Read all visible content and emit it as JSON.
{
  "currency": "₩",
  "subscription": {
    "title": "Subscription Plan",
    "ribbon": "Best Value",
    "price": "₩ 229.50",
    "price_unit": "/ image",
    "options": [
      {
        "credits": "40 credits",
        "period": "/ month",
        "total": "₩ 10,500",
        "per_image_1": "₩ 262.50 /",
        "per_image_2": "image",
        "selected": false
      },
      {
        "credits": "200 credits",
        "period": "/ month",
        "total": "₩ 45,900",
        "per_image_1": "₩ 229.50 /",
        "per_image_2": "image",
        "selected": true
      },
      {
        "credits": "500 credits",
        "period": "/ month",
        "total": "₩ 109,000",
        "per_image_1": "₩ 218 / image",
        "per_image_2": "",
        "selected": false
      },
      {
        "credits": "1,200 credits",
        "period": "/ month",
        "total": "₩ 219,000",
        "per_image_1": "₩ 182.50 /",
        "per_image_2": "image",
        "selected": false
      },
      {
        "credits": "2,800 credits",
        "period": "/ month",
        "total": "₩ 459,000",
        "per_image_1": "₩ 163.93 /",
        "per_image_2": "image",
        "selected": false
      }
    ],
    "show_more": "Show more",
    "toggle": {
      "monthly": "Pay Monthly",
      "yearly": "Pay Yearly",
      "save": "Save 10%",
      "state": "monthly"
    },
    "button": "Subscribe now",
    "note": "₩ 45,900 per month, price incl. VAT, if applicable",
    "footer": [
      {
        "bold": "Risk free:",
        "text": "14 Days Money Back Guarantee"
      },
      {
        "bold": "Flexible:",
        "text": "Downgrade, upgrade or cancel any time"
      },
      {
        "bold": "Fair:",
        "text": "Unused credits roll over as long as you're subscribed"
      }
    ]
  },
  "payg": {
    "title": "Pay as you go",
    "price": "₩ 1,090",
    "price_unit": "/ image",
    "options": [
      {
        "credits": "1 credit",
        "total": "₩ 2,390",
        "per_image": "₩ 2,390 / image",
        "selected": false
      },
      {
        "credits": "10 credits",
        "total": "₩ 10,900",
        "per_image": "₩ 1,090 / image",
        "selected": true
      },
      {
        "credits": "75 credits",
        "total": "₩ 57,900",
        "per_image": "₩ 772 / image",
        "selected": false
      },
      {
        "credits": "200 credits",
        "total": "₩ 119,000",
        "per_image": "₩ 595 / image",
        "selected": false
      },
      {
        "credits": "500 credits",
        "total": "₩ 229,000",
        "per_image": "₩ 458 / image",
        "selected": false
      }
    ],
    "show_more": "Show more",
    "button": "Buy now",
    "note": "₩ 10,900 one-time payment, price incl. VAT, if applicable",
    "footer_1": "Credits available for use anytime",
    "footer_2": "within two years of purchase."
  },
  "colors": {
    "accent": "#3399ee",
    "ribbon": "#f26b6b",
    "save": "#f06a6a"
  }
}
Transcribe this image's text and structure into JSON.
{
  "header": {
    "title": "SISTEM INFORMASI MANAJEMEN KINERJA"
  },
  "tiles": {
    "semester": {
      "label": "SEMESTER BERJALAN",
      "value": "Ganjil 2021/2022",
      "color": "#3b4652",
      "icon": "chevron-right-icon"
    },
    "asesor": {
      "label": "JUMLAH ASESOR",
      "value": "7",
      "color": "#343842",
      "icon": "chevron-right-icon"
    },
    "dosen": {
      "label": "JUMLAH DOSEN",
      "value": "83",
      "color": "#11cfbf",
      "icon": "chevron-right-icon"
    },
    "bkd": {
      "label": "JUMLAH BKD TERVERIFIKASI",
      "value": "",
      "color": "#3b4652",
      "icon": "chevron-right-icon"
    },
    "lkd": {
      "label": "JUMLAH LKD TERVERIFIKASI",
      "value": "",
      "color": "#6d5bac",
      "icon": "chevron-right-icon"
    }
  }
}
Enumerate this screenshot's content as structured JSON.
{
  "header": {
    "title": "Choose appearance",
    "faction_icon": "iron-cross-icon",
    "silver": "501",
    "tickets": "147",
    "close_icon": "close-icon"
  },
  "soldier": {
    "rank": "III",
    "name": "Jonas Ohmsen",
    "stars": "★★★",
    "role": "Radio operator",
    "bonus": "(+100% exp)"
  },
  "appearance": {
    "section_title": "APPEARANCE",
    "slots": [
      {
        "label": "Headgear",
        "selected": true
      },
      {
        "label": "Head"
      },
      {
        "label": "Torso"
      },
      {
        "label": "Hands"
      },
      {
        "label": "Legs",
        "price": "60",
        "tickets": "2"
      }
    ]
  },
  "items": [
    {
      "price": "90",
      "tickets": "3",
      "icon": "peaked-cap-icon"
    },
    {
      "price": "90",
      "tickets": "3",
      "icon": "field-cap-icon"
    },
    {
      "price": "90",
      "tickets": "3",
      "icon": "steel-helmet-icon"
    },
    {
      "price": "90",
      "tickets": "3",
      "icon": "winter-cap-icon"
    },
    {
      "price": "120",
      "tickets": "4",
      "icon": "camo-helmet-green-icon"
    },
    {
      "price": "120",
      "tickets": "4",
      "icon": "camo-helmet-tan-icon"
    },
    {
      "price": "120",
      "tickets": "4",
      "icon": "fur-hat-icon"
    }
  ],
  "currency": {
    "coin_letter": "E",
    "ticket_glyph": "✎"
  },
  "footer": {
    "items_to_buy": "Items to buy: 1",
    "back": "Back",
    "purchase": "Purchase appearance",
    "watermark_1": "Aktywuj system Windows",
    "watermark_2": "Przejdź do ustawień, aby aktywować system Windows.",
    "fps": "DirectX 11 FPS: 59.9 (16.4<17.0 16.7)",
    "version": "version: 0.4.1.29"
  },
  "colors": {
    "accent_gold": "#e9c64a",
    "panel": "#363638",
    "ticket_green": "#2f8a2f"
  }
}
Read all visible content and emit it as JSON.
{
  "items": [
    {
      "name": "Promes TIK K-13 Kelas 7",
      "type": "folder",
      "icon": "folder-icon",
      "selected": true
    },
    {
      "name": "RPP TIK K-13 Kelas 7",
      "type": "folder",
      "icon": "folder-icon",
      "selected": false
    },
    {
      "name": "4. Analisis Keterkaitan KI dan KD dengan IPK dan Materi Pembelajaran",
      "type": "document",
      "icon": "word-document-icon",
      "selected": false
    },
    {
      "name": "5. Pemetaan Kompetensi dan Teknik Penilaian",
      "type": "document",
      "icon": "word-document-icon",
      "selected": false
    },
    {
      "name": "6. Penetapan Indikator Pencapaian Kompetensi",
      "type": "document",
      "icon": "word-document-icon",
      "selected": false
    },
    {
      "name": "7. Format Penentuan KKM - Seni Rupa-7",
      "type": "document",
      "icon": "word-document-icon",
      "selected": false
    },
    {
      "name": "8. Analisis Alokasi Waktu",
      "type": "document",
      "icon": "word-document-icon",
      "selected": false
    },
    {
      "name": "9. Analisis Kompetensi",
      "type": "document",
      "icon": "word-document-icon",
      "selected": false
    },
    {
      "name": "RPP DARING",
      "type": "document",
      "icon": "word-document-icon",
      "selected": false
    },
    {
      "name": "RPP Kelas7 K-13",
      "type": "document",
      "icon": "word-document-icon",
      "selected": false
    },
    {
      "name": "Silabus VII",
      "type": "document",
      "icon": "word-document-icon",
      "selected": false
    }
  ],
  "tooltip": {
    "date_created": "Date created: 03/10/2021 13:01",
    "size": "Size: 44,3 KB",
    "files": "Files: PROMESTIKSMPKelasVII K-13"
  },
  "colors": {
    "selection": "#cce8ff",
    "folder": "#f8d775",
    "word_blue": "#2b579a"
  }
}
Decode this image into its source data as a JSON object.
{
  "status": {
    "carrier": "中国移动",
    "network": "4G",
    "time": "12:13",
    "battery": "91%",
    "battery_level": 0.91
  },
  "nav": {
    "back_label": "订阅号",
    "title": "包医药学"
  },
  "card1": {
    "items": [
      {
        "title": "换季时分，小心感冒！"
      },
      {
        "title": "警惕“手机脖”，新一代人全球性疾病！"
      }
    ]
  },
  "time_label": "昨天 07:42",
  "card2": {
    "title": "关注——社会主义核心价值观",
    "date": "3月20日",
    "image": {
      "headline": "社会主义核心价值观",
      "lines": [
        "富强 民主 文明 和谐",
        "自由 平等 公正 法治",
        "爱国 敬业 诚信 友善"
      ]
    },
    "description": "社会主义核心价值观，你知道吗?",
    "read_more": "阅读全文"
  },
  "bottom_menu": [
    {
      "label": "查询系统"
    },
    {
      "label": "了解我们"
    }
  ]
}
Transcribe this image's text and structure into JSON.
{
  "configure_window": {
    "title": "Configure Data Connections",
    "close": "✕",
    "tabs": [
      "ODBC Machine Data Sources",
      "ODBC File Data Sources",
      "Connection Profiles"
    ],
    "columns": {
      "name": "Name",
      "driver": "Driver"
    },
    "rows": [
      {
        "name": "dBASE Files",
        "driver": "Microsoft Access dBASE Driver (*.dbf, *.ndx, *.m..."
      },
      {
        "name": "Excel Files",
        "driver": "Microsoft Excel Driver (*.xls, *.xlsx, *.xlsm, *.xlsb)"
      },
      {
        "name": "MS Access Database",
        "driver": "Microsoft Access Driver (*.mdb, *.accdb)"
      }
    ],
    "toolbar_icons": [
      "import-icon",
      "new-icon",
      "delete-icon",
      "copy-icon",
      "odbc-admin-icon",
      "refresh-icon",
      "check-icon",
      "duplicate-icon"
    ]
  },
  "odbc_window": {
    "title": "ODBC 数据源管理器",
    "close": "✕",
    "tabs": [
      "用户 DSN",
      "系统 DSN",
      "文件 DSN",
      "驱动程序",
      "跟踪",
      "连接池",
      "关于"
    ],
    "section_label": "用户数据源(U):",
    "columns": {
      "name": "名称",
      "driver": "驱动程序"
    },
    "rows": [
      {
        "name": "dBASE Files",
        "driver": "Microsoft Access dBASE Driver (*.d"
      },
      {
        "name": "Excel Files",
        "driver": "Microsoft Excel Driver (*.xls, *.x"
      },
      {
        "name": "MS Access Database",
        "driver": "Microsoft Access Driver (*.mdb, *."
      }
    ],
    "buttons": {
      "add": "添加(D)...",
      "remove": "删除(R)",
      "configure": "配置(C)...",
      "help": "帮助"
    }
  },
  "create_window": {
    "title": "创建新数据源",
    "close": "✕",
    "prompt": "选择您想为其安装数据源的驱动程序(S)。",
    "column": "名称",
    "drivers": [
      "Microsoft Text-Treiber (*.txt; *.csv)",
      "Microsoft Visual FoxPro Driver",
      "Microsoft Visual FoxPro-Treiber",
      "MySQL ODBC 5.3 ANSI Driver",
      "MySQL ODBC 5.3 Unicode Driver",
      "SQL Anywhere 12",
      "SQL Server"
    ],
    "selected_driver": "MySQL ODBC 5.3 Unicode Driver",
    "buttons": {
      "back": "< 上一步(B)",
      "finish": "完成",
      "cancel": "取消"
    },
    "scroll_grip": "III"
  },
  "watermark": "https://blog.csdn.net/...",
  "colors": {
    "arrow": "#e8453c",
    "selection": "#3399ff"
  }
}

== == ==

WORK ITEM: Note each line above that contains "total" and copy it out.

ANSWER BELOW:
        "total": "₩ 10,500",
        "total": "₩ 45,900",
        "total": "₩ 109,000",
        "total": "₩ 219,000",
        "total": "₩ 459,000",
        "total": "₩ 2,390",
        "total": "₩ 10,900",
        "total": "₩ 57,900",
        "total": "₩ 119,000",
        "total": "₩ 229,000",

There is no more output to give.